The truth is, attacking Muslim refugees makes us less safe. It feeds the extremist propaganda of the Jihadist. But unfortunately, there is a significant number of Americans who are afraid. And, they are being deceived and exploited by shameless, fear-mongering politicians. These politicians who are actively promoting fear and ignorance need to be relentlessly exposed and opposed with an equivalent amount of empowering truth.

While most aware and educated people recognize that one of the missions of the military industrial complex is to keep the majority of us ignorant and in a constant state of fear, unfortunately a large number of respected journalists, news reporters, and commentators continue to promote fear, ignorance, and bigotry while purportedly acting as truth-tellers and advocates for freedom and liberty.

Though I believe that vengeance is an unacceptable way of resolving disputes, I am not a pacifist. The defense of ones interest is morally justified. But, actions have consequences, which are often unintended and unforeseeable. Therefore, violence should only be used as a defense, as a last resort, when all else has failed.

Jesus said, “Love your enemies, do good to those who hate you, bless those who curse you, pray for those who mistreat you. If someone slaps you on one cheek, turn to them the other also. If someone takes your coat, do not withhold your shirt from them. Give to everyone who asks of you, and if anyone takes what belongs to you, do not demand it back. Do to others as you would have them do to you. If you love those who love you, what credit is that to you? Even sinners love those who love them. And if you do good to those who are good to you, what credit is that to you? Even sinners do that. And if you lend to those from whom you expect repayment, what credit is that to you? Even sinners lend to sinners, expecting to be repaid in full. But love your enemies, do good to them, and lend to them without expecting to get anything in return.”

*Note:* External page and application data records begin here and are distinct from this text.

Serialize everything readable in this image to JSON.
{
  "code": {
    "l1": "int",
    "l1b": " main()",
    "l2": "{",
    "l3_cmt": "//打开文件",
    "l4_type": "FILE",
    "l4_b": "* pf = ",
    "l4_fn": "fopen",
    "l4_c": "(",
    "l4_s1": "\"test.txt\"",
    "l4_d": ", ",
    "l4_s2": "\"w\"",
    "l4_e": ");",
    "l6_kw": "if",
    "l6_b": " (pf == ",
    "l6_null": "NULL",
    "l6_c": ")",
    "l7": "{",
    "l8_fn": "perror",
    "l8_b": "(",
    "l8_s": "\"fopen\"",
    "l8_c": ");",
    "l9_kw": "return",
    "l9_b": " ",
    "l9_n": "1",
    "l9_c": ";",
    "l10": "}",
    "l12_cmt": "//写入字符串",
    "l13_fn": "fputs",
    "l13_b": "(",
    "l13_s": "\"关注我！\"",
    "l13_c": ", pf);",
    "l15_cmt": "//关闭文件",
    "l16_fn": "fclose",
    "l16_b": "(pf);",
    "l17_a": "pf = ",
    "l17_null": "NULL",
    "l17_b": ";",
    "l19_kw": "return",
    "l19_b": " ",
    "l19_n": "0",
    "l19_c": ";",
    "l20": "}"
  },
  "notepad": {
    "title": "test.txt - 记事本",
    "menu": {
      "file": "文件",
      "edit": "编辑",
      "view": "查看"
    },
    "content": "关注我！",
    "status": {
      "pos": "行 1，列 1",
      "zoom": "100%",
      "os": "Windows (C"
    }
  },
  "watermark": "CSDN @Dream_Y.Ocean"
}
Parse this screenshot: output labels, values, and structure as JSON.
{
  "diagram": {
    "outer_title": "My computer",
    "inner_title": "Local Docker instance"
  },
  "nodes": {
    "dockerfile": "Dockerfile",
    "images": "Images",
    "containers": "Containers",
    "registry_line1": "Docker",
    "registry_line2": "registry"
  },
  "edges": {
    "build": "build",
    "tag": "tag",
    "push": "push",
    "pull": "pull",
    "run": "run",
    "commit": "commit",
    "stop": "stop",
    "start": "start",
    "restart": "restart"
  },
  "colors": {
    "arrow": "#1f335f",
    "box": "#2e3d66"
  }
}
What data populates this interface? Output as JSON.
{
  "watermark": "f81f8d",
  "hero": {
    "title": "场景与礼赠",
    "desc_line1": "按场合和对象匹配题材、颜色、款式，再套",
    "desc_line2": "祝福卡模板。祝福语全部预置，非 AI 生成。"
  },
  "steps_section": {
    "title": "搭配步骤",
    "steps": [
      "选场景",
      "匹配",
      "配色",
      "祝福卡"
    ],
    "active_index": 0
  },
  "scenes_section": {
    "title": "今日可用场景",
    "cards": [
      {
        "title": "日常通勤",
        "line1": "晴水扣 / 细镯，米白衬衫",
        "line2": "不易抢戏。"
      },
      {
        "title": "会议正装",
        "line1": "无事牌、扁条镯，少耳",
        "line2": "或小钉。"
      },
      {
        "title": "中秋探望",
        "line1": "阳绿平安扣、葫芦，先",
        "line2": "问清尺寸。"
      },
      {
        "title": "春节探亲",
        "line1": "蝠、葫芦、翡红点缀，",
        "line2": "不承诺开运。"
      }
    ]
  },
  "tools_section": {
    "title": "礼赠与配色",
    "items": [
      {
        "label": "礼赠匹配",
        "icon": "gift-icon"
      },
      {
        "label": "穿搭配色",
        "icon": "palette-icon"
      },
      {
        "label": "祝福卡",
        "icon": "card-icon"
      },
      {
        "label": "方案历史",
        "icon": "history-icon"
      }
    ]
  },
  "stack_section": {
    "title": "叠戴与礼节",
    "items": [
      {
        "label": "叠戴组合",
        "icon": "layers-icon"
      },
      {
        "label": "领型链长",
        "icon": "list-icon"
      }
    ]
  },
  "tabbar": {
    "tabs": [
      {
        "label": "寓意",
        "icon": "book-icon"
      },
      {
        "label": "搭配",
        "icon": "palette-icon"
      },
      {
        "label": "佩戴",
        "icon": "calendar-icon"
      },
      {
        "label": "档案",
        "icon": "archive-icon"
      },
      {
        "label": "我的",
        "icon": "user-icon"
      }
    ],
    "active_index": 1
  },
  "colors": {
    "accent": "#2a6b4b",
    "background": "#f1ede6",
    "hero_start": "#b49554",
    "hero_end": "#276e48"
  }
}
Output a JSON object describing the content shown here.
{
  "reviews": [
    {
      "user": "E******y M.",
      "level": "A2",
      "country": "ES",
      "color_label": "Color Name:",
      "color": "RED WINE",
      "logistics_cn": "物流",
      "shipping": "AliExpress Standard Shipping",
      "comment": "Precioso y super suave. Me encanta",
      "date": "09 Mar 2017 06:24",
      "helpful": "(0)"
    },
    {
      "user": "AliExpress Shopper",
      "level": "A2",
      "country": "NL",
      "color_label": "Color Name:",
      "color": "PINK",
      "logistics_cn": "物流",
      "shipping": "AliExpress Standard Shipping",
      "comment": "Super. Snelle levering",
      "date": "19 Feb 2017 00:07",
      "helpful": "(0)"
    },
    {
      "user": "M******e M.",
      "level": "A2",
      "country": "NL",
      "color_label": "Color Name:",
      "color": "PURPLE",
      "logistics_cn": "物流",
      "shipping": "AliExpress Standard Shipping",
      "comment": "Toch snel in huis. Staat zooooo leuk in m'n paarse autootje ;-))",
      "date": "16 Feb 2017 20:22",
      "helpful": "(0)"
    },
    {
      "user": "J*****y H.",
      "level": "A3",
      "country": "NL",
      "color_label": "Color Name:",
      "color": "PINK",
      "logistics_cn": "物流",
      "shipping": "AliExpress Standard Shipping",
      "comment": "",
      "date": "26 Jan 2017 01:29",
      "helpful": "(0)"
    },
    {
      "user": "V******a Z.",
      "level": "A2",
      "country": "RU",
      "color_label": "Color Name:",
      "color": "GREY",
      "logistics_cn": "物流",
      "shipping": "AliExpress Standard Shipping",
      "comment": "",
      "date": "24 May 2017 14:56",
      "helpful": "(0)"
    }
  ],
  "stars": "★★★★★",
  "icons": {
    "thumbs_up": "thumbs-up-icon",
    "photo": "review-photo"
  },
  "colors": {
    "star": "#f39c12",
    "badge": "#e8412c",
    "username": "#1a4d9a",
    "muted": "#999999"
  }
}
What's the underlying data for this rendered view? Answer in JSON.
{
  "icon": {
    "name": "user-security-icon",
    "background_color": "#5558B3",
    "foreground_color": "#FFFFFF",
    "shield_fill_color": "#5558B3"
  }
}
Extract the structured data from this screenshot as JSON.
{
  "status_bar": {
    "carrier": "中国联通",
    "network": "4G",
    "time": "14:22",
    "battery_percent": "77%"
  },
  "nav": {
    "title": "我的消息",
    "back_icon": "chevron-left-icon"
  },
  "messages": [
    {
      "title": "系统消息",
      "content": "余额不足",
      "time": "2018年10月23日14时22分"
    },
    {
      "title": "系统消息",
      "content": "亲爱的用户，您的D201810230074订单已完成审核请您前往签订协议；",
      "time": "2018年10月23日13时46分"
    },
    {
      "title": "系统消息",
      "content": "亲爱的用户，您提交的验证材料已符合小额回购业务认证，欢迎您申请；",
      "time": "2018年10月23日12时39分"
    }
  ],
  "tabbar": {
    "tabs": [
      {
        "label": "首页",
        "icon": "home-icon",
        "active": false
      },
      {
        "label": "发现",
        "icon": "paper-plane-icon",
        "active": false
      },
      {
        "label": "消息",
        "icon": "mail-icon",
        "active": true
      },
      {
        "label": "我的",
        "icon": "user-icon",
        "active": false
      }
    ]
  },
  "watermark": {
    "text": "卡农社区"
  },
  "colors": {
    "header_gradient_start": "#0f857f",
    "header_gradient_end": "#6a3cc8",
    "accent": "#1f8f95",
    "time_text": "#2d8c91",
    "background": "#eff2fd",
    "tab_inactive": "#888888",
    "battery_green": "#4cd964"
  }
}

He was telling us to reach out to others with grace, compassion, and understanding, especially our enemies. So, I say to you, especially those of you who call yourselves Christians, before your cries of vengeance get too loud, have you thought of how you might have turned out if you were brought up in another part of the world in degrading poverty and religious oppression instead of being raised in the richest nation in the history of the world with such incredible freedom and opportunity? Are you sure that you would not be a terrorist yourself?

I am not excusing the horrific murders in Paris and other parts of the world by ISIS, I’m just proposing that our cries for vengeance should be replaced with an appreciation for the grace of fate in each of our lives. Hopelessness, fear, and ignorance could cause any of us to become terrorists.

Is it not possible that if we did as Jesus asked and lived by the Golden Rule – fed the hungry, healed the children of poverty, reached out to everyone with compassion and understanding, and truly loved our enemies – it just might prevent or, at the very least, reduced the endless cycle of vengeance and retribution?